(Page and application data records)
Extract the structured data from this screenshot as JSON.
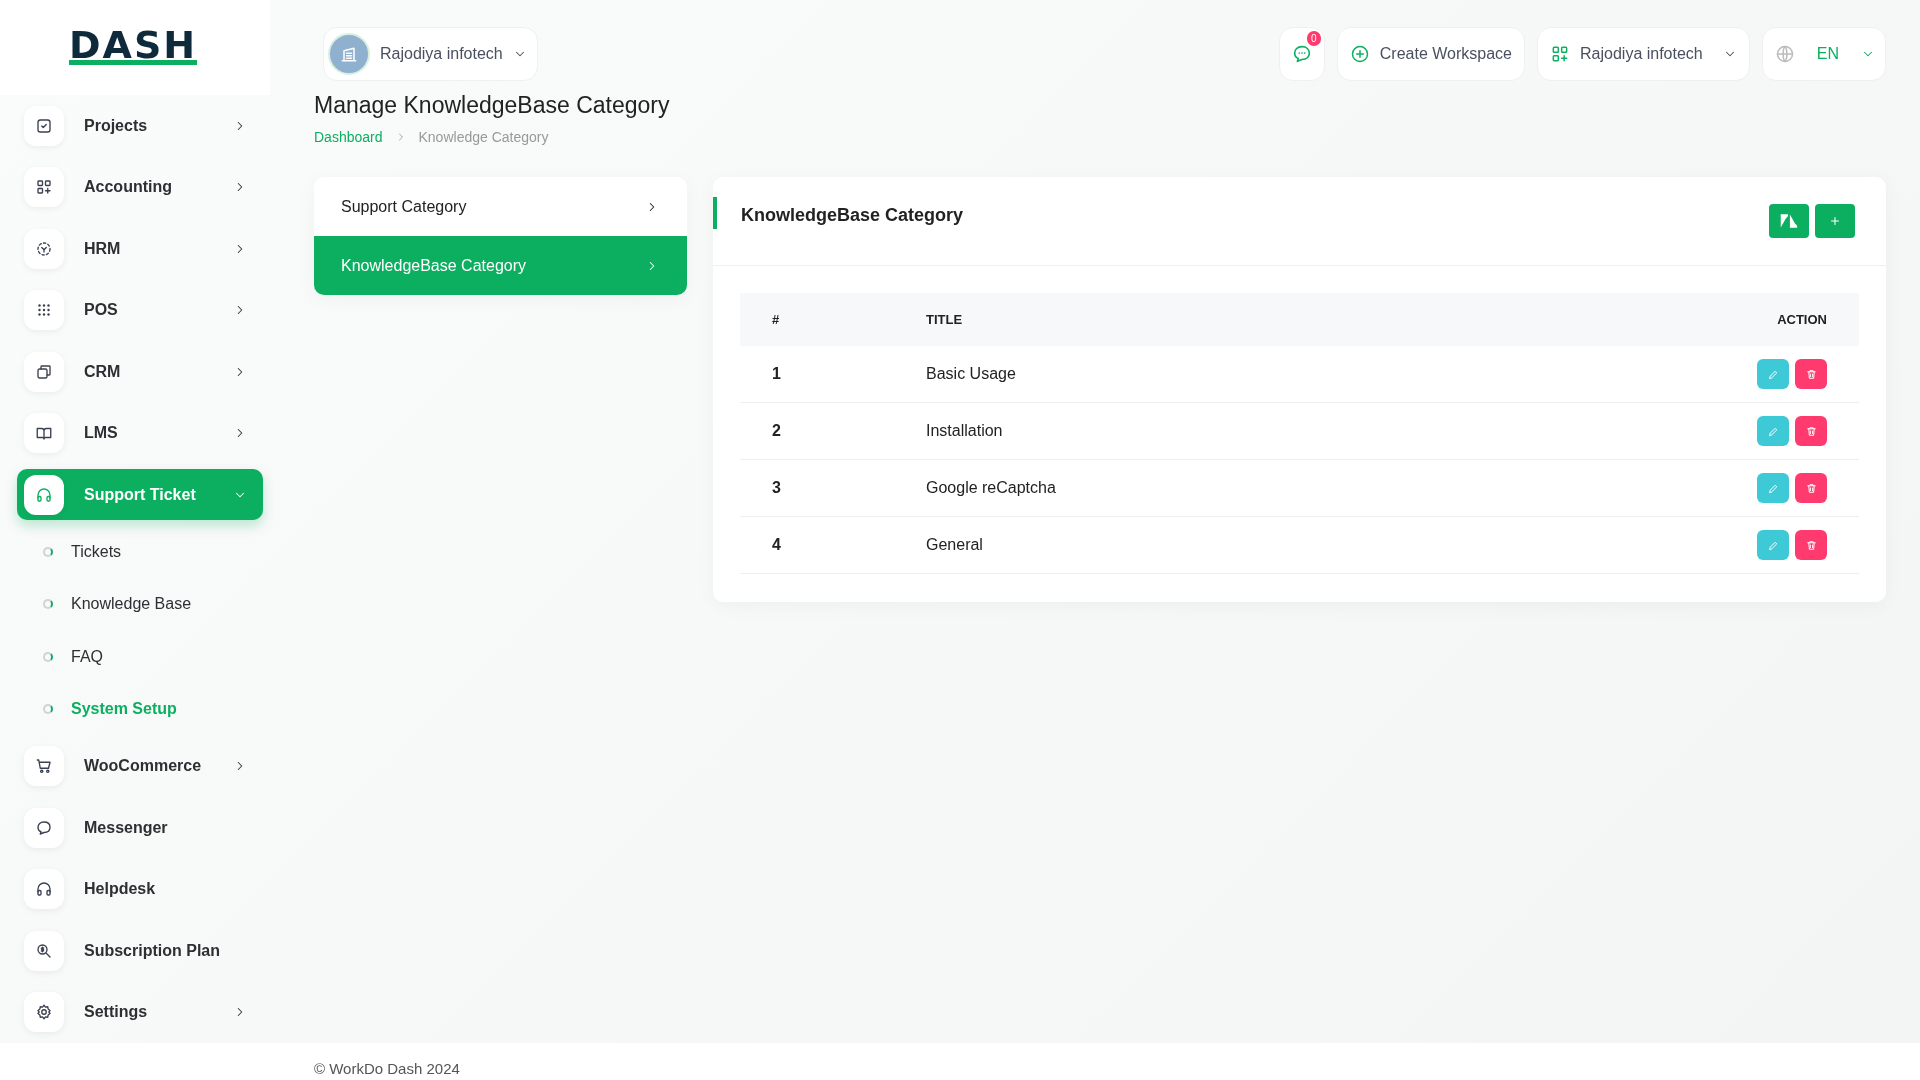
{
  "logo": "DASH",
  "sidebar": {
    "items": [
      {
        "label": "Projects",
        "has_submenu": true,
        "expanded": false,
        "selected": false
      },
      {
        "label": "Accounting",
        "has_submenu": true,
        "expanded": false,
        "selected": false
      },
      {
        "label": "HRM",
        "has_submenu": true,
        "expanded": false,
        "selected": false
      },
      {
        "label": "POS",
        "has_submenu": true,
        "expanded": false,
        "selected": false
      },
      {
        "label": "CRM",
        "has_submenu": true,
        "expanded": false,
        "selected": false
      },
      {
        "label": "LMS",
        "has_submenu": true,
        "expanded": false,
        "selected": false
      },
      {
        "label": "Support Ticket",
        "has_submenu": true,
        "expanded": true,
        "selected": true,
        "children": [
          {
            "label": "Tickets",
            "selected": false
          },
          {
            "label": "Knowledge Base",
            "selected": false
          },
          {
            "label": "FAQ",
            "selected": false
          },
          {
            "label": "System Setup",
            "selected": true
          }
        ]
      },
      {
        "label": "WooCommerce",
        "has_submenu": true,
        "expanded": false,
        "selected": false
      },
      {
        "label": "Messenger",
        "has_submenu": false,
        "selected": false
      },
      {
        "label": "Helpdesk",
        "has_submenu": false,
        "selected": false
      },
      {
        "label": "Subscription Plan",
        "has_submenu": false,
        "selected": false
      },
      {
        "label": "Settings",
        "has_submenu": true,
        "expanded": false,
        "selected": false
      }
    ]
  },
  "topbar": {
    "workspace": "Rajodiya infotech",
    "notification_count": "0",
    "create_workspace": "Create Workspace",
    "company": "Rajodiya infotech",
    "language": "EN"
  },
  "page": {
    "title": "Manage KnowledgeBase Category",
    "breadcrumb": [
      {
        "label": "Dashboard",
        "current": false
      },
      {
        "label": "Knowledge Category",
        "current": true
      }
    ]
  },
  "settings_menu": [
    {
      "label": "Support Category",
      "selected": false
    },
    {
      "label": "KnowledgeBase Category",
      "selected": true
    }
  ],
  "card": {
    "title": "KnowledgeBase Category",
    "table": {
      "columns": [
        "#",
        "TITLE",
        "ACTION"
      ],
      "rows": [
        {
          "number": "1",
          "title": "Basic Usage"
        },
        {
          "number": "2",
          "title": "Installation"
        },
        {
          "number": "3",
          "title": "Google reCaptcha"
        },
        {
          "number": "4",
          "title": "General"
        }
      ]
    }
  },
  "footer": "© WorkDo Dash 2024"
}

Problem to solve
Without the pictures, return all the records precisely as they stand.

Task response
Extract the structured data from this screenshot as JSON.
{
  "logo": "DASH",
  "sidebar": {
    "items": [
      {
        "label": "Projects",
        "has_submenu": true,
        "expanded": false,
        "selected": false
      },
      {
        "label": "Accounting",
        "has_submenu": true,
        "expanded": false,
        "selected": false
      },
      {
        "label": "HRM",
        "has_submenu": true,
        "expanded": false,
        "selected": false
      },
      {
        "label": "POS",
        "has_submenu": true,
        "expanded": false,
        "selected": false
      },
      {
        "label": "CRM",
        "has_submenu": true,
        "expanded": false,
        "selected": false
      },
      {
        "label": "LMS",
        "has_submenu": true,
        "expanded": false,
        "selected": false
      },
      {
        "label": "Support Ticket",
        "has_submenu": true,
        "expanded": true,
        "selected": true,
        "children": [
          {
            "label": "Tickets",
            "selected": false
          },
          {
            "label": "Knowledge Base",
            "selected": false
          },
          {
            "label": "FAQ",
            "selected": false
          },
          {
            "label": "System Setup",
            "selected": true
          }
        ]
      },
      {
        "label": "WooCommerce",
        "has_submenu": true,
        "expanded": false,
        "selected": false
      },
      {
        "label": "Messenger",
        "has_submenu": false,
        "selected": false
      },
      {
        "label": "Helpdesk",
        "has_submenu": false,
        "selected": false
      },
      {
        "label": "Subscription Plan",
        "has_submenu": false,
        "selected": false
      },
      {
        "label": "Settings",
        "has_submenu": true,
        "expanded": false,
        "selected": false
      }
    ]
  },
  "topbar": {
    "workspace": "Rajodiya infotech",
    "notification_count": "0",
    "create_workspace": "Create Workspace",
    "company": "Rajodiya infotech",
    "language": "EN"
  },
  "page": {
    "title": "Manage KnowledgeBase Category",
    "breadcrumb": [
      {
        "label": "Dashboard",
        "current": false
      },
      {
        "label": "Knowledge Category",
        "current": true
      }
    ]
  },
  "settings_menu": [
    {
      "label": "Support Category",
      "selected": false
    },
    {
      "label": "KnowledgeBase Category",
      "selected": true
    }
  ],
  "card": {
    "title": "KnowledgeBase Category",
    "table": {
      "columns": [
        "#",
        "TITLE",
        "ACTION"
      ],
      "rows": [
        {
          "number": "1",
          "title": "Basic Usage"
        },
        {
          "number": "2",
          "title": "Installation"
        },
        {
          "number": "3",
          "title": "Google reCaptcha"
        },
        {
          "number": "4",
          "title": "General"
        }
      ]
    }
  },
  "footer": "© WorkDo Dash 2024"
}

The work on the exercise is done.